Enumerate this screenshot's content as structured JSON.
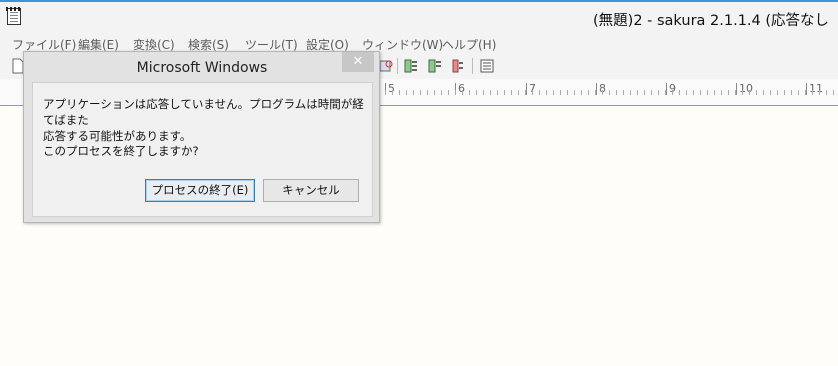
{
  "window": {
    "title": "(無題)2 - sakura 2.1.1.4  (応答なし"
  },
  "menu": {
    "items": [
      "ファイル(F)",
      "編集(E)",
      "変換(C)",
      "検索(S)",
      "ツール(T)",
      "設定(O)",
      "ウィンドウ(W)",
      "ヘルプ(H)"
    ]
  },
  "ruler": {
    "labels": [
      "5",
      "6",
      "7",
      "8",
      "9",
      "10",
      "11"
    ]
  },
  "dialog": {
    "title": "Microsoft Windows",
    "close_label": "✕",
    "message_line1": "アプリケーションは応答していません。プログラムは時間が経てばまた",
    "message_line2": "応答する可能性があります。",
    "question": "このプロセスを終了しますか?",
    "end_process_label": "プロセスの終了(E)",
    "cancel_label": "キャンセル"
  },
  "colors": {
    "accent": "#3a96dd",
    "editor_bg": "#fffdf8",
    "ruler_line": "#9a8fc8"
  }
}
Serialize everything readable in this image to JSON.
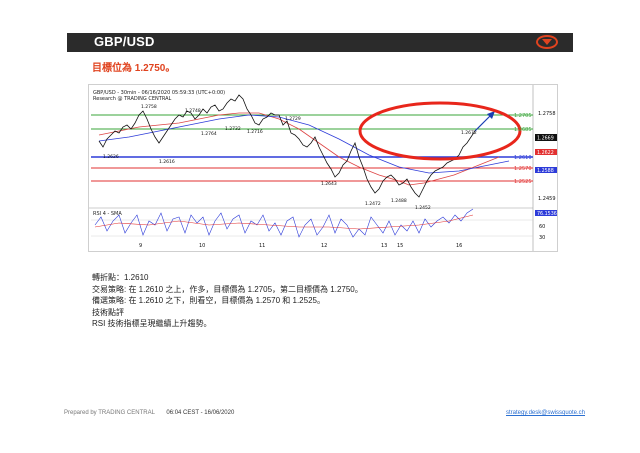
{
  "header": {
    "title": "GBP/USD",
    "dropdown_icon": "chevron-down-icon"
  },
  "subtitle": "目標位為 1.2750。",
  "chart": {
    "caption_line1": "GBP/USD - 30min - 06/16/2020 05:59:33 (UTC+0:00)",
    "caption_line2": "Research @ TRADING CENTRAL",
    "rsi_caption": "RSI 4 - SMA",
    "price_levels": [
      "1.2758",
      "1.2705",
      "1.2685",
      "1.2610",
      "1.2570",
      "1.2525",
      "1.2459"
    ],
    "right_badges": [
      "1.2669",
      "1.2622",
      "1.2588",
      "76.1536"
    ],
    "rsi_ticks": [
      "60",
      "30"
    ],
    "x_labels": [
      "9",
      "10",
      "11",
      "12",
      "13",
      "15",
      "16"
    ],
    "annotations": [
      "1.2758",
      "1.2748",
      "1.2764",
      "1.2732",
      "1.2729",
      "1.2716",
      "1.2626",
      "1.2616",
      "1.2643",
      "1.2472",
      "1.2488",
      "1.2452",
      "1.2672"
    ],
    "colors": {
      "resistance": "#3aa63a",
      "pivot": "#2d3bd9",
      "support": "#e23030",
      "ellipse": "#e8261b",
      "price": "#111111"
    }
  },
  "analysis": {
    "pivot": "轉折點：1.2610",
    "strategy": "交易策略: 在 1.2610 之上，作多，目標價為 1.2705，第二目標價為 1.2750。",
    "alternative": "備選策略: 在 1.2610 之下，則看空，目標價為 1.2570 和 1.2525。",
    "comment_title": "技術點評",
    "comment": "RSI 技術指標呈現繼續上升趨勢。"
  },
  "footer": {
    "prepared": "Prepared by TRADING CENTRAL",
    "time": "06:04 CEST - 16/06/2020",
    "email": "strategy.desk@swissquote.ch"
  }
}
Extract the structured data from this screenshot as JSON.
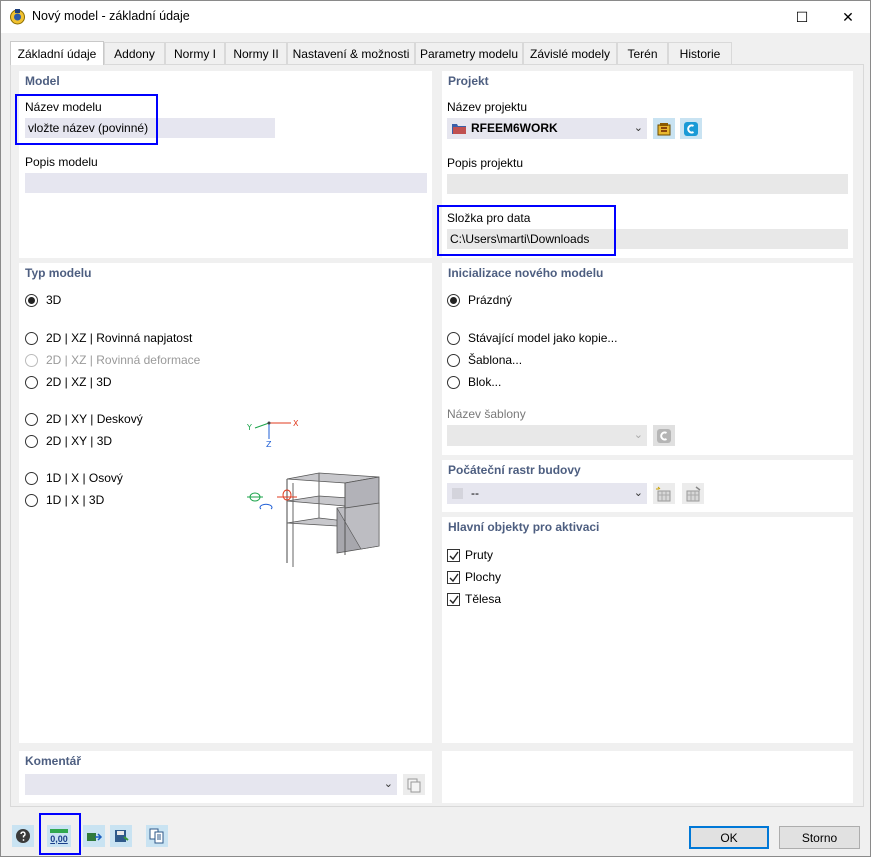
{
  "window": {
    "title": "Nový model - základní údaje",
    "maximize_glyph": "☐",
    "close_glyph": "✕"
  },
  "tabs": [
    {
      "label": "Základní údaje"
    },
    {
      "label": "Addony"
    },
    {
      "label": "Normy I"
    },
    {
      "label": "Normy II"
    },
    {
      "label": "Nastavení & možnosti"
    },
    {
      "label": "Parametry modelu"
    },
    {
      "label": "Závislé modely"
    },
    {
      "label": "Terén"
    },
    {
      "label": "Historie"
    }
  ],
  "model": {
    "title": "Model",
    "name_label": "Název modelu",
    "name_value": "vložte název (povinné)",
    "desc_label": "Popis modelu",
    "desc_value": ""
  },
  "project": {
    "title": "Projekt",
    "name_label": "Název projektu",
    "name_value": "RFEEM6WORK",
    "desc_label": "Popis projektu",
    "desc_value": "",
    "folder_label": "Složka pro data",
    "folder_value": "C:\\Users\\marti\\Downloads"
  },
  "model_type": {
    "title": "Typ modelu",
    "options": [
      {
        "label": "3D",
        "selected": true,
        "disabled": false
      },
      {
        "label": "2D | XZ | Rovinná napjatost",
        "selected": false,
        "disabled": false
      },
      {
        "label": "2D | XZ | Rovinná deformace",
        "selected": false,
        "disabled": true
      },
      {
        "label": "2D | XZ | 3D",
        "selected": false,
        "disabled": false
      },
      {
        "label": "2D | XY | Deskový",
        "selected": false,
        "disabled": false
      },
      {
        "label": "2D | XY | 3D",
        "selected": false,
        "disabled": false
      },
      {
        "label": "1D | X | Osový",
        "selected": false,
        "disabled": false
      },
      {
        "label": "1D | X | 3D",
        "selected": false,
        "disabled": false
      }
    ],
    "axes": {
      "x": "X",
      "y": "Y",
      "z": "Z"
    }
  },
  "init": {
    "title": "Inicializace nového modelu",
    "options": [
      {
        "label": "Prázdný",
        "selected": true
      },
      {
        "label": "Stávající model jako kopie...",
        "selected": false
      },
      {
        "label": "Šablona...",
        "selected": false
      },
      {
        "label": "Blok...",
        "selected": false
      }
    ],
    "template_label": "Název šablony",
    "template_value": ""
  },
  "grid": {
    "title": "Počáteční rastr budovy",
    "value": "--"
  },
  "objects": {
    "title": "Hlavní objekty pro aktivaci",
    "items": [
      {
        "label": "Pruty",
        "checked": true
      },
      {
        "label": "Plochy",
        "checked": true
      },
      {
        "label": "Tělesa",
        "checked": true
      }
    ]
  },
  "comment": {
    "title": "Komentář",
    "value": ""
  },
  "footer": {
    "units_value": "0,00",
    "ok_label": "OK",
    "cancel_label": "Storno"
  },
  "colors": {
    "highlight": "#0000ff",
    "section_title": "#4d5e80",
    "field_bg": "#e6e6f0"
  }
}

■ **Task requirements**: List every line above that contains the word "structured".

■ **Answer space**:
Enumerate this screenshot's content as structured JSON.
Extract the structured data from this screenshot as JSON.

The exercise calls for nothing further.